It was 7:30 a.m. and the temperature was about 14 degrees. McClean, a resident of the Trussville-Argo area, was riding in a rail mounted truck near Caro lina Avenue looking for any obstacles in advance of a train that would be headed down that track about an hour later. He heard something go bump on the track, stopped and looked back, but saw nothing. He turned forward and, ahead of him, he saw a tiny ball of fur on the tracks.
McLean is accustomed to encountering dead dogs along the tracks, but as he got closer, he saw the little ball of fur moving.”It was big timeshivering,” he said. “I felt so sorry for him.”
Apparently, the 5-inch-tall mutt had gotten wet in a nearby ditch. When he tried to jump the 7-inch-tall rail, he got stuck and his icy fur froze to the track. McLean tried applying warm water and lifting him off. That didn’t work. So he took a knife and carefully cut him off the track.
If the train had come, the dog would never have been able to set himself free, McLean said. McLean took pictures of the puppy and sent them to his wife, Lois.
The McLean’s already have three dogs and couldn’t adopt another. So they turned to the Internet to find the dog a home.
She posted the picture on Facebook and the story found its way to the blog of ABC 33/40 meteorologist James Spann. The e-mails started pouring in.
Sorting through the of fers, the McLeans decided to give the dog to Terry Walls of Bessemer.
“He is doing great,” Walls said as the puppy she’s named Track chewed on her slipper.
“Track had a manly ring to it,” she said.
Walls estimated the puppy is 7 or 8 weeks old. It has a full set of sharp teeth and has German Shepherd and possibly some husky in his ancestry.
By Paul Handover
Another wonderful story about a dog rescue
Having recently published a couple of posts about Los Angeles firemen rescuing a dog from a swollen river it was wonderful to catch a short story on the BBC about another dog rescue, this time a dog that had floated miles away from land on an ice floe!

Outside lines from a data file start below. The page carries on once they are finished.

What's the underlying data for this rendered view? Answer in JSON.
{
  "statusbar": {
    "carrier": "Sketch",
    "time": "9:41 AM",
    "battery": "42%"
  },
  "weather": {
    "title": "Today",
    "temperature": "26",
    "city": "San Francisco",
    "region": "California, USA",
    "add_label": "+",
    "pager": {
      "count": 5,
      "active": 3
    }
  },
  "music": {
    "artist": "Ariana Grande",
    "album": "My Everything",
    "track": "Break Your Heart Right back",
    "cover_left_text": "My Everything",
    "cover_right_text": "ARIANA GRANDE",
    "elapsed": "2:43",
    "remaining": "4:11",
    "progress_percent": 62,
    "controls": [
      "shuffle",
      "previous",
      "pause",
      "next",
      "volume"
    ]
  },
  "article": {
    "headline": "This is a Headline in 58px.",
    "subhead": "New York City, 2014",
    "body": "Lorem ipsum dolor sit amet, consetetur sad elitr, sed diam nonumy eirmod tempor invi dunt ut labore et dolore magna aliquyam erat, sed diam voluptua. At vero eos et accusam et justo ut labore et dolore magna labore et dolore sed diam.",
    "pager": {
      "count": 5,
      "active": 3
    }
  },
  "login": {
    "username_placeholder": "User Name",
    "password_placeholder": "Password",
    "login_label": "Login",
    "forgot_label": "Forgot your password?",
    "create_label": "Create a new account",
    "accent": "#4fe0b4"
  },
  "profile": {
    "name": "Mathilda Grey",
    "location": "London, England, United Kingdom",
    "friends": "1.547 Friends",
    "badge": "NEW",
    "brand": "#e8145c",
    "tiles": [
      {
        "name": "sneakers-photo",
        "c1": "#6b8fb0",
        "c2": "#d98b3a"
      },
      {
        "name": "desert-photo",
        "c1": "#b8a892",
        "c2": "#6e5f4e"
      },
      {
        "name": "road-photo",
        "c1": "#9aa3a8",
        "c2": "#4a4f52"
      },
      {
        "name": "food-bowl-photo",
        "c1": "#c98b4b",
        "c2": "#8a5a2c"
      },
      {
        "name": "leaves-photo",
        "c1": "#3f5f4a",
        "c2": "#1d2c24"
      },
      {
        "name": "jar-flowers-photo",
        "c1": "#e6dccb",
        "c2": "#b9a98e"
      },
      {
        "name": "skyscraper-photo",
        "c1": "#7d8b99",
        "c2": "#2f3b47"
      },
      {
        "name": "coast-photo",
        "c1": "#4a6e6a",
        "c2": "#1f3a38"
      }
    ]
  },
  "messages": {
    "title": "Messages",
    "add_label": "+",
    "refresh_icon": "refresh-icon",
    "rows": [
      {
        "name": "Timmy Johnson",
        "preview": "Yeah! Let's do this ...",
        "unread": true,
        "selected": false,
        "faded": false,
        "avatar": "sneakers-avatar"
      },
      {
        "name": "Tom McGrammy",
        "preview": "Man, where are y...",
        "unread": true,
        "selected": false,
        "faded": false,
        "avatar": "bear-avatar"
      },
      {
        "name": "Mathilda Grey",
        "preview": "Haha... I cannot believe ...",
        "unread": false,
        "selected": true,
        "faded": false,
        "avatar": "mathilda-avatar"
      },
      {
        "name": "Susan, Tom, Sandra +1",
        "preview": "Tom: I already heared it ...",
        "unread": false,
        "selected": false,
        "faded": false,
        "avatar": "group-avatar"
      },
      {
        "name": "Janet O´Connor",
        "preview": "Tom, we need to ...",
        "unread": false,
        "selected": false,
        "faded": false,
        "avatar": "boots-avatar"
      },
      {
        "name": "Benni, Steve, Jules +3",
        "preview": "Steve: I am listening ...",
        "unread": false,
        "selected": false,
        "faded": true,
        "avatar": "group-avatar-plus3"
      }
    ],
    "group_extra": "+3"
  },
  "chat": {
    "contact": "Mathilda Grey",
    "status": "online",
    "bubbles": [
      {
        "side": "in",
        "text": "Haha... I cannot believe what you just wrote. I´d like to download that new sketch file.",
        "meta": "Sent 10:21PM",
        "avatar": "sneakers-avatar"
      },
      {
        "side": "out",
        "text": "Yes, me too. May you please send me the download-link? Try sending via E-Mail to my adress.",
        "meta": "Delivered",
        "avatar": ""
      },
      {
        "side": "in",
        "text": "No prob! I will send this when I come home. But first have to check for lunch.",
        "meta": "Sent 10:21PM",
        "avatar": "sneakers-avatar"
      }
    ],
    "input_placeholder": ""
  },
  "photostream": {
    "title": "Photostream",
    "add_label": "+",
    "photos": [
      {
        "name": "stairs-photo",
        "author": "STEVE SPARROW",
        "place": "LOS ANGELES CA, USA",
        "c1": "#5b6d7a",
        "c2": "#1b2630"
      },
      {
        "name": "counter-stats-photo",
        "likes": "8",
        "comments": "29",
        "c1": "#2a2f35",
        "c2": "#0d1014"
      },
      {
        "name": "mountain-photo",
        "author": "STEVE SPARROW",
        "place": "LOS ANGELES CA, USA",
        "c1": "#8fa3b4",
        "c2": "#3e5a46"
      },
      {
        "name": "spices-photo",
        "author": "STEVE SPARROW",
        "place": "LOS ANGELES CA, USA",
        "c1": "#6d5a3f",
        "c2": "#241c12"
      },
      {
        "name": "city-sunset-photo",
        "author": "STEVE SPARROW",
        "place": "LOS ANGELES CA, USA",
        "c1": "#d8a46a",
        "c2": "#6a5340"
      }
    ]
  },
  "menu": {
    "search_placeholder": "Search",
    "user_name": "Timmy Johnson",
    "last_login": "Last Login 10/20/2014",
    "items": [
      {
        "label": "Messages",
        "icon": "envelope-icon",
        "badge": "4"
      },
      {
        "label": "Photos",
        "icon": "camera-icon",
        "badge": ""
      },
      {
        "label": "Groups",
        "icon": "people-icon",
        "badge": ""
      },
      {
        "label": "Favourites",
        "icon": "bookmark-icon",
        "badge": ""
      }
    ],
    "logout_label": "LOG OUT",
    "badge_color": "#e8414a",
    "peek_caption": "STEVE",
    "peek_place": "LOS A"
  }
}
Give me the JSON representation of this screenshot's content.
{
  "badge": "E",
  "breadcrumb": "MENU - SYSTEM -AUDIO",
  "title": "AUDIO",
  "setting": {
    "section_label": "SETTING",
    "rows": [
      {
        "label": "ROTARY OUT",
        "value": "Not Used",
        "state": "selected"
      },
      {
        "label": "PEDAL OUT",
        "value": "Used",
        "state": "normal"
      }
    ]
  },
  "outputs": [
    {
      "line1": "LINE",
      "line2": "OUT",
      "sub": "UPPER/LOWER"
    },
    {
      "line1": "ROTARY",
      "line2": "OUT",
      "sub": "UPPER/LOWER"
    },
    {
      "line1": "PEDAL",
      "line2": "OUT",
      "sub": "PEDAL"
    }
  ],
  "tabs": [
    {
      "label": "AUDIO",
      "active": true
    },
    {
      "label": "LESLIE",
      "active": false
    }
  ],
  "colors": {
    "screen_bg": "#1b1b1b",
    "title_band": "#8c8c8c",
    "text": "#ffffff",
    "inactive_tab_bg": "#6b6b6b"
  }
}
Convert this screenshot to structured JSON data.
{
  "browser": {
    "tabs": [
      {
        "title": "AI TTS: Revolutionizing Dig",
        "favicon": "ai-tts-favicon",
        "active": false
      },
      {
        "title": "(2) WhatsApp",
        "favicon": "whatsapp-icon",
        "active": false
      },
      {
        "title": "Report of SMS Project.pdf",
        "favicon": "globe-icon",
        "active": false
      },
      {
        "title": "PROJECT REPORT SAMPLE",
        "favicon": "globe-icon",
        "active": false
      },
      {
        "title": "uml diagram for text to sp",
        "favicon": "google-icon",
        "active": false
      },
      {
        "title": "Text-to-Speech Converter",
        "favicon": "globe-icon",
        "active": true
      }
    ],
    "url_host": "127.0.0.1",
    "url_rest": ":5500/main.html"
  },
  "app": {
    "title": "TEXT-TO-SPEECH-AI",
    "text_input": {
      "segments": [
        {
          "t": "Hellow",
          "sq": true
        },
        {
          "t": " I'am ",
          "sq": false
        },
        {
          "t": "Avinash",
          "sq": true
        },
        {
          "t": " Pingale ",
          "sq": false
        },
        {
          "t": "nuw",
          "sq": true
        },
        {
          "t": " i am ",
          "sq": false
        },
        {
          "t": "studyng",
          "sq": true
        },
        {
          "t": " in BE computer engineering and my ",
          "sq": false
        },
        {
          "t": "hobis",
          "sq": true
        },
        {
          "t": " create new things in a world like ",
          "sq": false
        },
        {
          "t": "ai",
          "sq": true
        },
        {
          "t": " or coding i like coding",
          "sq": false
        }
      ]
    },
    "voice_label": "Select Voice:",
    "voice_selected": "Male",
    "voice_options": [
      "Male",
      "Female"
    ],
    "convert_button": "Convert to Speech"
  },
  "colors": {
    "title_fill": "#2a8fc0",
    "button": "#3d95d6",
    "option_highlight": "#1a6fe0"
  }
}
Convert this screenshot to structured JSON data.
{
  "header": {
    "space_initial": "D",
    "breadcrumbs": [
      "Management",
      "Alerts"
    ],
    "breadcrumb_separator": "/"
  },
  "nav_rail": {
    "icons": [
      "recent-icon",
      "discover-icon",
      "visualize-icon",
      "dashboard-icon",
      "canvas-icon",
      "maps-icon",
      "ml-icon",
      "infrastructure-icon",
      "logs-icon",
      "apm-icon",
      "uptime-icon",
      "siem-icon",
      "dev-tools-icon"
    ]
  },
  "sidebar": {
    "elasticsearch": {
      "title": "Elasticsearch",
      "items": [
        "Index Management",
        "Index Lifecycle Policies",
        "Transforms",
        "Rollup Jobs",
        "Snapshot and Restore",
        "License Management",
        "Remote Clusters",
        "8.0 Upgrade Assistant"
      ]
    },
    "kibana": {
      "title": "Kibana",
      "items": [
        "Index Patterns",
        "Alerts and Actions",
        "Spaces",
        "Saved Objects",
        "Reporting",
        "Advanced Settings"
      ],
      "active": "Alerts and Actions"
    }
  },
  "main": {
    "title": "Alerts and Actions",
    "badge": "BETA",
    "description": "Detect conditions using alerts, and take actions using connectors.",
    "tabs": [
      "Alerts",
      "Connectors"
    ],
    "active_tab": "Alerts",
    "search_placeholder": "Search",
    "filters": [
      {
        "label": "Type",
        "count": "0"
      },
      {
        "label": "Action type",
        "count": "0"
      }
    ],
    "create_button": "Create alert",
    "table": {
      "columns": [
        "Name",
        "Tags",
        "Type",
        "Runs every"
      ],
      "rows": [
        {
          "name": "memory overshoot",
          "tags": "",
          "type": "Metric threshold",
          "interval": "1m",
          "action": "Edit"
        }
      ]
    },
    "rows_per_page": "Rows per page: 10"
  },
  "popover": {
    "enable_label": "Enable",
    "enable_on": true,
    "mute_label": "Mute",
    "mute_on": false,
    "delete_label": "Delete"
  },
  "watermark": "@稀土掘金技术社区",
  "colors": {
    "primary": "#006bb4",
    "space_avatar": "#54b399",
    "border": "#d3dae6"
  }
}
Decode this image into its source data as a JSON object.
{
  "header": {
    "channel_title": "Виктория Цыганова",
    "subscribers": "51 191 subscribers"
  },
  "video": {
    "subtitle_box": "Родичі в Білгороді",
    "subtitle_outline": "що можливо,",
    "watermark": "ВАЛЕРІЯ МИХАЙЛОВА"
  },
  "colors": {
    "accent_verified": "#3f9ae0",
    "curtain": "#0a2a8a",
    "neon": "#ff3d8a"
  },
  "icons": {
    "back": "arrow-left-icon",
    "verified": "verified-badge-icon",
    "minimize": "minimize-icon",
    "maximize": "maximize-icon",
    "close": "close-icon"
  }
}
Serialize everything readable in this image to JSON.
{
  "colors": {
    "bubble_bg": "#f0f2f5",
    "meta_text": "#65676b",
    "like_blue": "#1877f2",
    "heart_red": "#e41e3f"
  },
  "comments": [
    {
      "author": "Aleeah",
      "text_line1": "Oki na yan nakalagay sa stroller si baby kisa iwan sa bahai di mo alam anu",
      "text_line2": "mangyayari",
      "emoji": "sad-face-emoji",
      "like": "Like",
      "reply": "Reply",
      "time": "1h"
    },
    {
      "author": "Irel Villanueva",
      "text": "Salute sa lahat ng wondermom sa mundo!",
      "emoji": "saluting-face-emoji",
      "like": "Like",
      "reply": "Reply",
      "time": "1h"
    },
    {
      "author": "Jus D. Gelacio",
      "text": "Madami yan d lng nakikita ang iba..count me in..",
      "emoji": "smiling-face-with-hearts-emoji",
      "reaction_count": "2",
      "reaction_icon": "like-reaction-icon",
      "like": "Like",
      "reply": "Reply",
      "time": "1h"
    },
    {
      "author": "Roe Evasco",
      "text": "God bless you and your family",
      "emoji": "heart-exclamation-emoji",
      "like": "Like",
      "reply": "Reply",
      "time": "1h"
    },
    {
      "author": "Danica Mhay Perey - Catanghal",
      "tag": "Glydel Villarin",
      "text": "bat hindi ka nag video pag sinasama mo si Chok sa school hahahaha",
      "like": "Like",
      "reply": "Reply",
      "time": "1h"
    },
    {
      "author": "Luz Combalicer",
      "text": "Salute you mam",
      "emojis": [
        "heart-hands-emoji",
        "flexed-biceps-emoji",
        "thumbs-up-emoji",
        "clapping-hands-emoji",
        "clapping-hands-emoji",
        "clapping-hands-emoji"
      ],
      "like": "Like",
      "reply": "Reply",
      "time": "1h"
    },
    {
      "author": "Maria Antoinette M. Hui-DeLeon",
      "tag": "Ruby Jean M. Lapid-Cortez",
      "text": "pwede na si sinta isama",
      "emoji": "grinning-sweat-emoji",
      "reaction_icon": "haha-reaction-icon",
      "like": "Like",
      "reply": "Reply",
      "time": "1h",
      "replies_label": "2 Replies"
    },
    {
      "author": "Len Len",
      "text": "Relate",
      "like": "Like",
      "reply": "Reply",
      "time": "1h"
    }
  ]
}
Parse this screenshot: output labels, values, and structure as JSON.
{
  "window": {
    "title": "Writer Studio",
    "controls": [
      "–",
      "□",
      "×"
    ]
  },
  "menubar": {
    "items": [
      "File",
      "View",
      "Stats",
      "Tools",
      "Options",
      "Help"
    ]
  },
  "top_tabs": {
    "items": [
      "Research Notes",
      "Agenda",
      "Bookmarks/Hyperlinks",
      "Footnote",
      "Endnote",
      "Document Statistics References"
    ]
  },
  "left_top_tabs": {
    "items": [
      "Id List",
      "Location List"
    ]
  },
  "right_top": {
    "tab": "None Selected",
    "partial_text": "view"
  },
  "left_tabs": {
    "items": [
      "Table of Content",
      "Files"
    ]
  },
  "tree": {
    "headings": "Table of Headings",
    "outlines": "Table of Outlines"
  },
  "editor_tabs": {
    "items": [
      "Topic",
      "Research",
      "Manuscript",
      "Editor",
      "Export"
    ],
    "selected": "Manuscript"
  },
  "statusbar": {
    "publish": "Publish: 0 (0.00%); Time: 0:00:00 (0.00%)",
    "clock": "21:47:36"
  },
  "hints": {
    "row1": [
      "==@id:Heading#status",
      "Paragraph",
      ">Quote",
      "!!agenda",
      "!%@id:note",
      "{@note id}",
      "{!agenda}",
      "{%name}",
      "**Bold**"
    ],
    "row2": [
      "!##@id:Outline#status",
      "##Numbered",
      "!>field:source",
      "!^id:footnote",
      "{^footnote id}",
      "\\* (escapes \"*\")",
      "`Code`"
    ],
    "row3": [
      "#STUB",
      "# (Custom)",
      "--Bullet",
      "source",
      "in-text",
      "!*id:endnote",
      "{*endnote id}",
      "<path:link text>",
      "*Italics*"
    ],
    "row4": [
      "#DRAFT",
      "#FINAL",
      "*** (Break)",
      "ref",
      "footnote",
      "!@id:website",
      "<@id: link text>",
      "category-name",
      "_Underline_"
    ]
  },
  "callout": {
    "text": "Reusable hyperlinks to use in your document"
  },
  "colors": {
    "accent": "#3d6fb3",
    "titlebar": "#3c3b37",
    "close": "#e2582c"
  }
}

Anyway, the BBC have a nice video clip that will put a smile on your face.
By Paul Handover